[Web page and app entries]

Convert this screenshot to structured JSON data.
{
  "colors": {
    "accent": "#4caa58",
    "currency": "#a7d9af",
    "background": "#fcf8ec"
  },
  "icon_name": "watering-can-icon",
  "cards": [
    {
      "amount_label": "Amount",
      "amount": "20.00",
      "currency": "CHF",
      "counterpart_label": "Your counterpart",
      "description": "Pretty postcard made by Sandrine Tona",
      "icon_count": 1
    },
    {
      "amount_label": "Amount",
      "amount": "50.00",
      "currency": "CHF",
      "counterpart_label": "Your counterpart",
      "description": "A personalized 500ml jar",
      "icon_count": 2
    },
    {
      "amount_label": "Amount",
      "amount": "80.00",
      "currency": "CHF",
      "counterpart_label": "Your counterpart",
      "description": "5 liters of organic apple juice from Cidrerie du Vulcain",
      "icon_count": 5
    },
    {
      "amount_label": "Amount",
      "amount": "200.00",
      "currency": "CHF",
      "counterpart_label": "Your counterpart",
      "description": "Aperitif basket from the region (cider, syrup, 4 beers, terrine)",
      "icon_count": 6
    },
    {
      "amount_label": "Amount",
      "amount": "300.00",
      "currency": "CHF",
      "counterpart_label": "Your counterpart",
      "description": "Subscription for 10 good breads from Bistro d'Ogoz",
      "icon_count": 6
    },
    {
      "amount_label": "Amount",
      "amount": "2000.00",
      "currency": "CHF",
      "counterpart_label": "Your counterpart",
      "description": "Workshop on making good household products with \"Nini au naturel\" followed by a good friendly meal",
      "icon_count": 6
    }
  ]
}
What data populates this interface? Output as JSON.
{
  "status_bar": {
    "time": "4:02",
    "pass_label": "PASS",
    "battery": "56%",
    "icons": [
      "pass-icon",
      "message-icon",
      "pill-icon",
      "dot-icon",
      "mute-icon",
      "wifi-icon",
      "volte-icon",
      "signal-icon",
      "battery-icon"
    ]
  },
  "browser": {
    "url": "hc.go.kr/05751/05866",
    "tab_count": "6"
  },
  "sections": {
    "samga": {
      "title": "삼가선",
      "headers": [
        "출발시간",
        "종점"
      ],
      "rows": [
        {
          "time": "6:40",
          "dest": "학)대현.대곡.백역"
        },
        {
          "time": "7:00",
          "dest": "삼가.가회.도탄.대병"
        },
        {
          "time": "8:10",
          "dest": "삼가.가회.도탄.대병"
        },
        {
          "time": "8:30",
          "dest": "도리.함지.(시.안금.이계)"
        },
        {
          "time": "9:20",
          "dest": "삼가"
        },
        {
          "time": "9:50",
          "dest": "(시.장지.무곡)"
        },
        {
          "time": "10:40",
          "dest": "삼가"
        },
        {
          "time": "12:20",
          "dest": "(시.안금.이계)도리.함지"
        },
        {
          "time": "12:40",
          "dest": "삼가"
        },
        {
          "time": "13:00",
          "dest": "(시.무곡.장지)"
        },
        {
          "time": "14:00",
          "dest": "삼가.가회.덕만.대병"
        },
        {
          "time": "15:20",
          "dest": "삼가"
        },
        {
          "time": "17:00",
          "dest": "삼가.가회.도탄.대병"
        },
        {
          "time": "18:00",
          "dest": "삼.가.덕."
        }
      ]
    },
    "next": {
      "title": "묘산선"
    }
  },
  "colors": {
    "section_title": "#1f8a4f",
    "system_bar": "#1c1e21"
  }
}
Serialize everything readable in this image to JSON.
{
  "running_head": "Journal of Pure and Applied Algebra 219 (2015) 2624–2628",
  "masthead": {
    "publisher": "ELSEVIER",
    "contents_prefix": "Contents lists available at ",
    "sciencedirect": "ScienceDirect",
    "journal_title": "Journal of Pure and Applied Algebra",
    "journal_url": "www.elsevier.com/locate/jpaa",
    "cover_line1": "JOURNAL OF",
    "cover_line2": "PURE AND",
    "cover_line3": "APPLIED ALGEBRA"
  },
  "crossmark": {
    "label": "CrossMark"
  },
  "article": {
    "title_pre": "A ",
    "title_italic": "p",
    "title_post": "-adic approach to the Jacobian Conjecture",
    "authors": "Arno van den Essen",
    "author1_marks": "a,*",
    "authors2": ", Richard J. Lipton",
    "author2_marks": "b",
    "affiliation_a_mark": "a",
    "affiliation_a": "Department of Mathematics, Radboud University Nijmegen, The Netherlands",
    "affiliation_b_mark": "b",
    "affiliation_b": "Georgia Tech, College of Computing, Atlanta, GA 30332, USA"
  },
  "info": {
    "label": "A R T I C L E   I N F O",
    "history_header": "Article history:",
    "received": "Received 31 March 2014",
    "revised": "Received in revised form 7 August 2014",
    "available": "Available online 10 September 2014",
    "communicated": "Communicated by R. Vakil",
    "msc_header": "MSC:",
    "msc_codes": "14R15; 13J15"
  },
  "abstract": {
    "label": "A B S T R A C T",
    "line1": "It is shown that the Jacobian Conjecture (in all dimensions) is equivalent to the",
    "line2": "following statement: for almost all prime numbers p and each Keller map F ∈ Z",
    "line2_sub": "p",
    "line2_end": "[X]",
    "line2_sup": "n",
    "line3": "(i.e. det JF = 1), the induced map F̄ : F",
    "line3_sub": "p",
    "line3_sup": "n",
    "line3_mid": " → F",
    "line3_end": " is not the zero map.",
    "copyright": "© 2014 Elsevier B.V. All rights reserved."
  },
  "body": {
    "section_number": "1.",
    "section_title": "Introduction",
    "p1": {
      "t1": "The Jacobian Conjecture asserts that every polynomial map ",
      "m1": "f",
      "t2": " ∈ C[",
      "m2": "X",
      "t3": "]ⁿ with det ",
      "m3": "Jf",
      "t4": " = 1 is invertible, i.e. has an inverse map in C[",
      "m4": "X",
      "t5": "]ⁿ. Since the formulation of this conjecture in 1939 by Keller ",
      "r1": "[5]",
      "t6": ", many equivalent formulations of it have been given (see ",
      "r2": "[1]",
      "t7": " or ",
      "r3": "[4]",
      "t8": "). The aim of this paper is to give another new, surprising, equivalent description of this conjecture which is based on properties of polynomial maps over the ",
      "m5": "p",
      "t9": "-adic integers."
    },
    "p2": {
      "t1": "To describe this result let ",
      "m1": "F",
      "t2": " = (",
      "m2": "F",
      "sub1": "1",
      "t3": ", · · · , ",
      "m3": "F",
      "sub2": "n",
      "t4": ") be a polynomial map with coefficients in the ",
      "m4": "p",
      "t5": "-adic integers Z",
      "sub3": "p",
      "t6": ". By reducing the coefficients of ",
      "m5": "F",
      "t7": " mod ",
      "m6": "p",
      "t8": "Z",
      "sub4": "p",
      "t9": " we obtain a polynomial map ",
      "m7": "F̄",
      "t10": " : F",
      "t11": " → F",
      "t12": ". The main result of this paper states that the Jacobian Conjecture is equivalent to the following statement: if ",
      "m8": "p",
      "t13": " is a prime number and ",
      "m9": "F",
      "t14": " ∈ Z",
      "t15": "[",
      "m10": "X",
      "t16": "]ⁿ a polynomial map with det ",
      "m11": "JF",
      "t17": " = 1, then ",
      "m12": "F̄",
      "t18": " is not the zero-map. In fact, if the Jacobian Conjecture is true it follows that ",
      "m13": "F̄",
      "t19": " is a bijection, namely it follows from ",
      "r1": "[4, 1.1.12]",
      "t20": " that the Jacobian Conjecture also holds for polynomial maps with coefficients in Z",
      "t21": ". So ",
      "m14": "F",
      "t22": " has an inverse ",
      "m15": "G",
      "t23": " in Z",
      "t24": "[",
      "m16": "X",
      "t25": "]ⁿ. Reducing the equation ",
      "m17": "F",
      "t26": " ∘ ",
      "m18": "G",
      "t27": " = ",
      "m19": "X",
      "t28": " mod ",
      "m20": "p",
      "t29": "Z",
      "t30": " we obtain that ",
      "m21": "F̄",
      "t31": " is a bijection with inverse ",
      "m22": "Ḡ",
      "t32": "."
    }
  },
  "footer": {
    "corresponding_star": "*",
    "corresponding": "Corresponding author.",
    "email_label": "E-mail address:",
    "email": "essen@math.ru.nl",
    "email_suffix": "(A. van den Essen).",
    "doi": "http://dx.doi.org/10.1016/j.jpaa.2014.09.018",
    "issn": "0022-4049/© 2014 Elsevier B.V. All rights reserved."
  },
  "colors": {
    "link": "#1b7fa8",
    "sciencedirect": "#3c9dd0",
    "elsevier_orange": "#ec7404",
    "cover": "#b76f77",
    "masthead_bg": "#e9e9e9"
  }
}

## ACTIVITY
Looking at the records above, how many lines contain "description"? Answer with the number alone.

## YOUR RESPONSE
7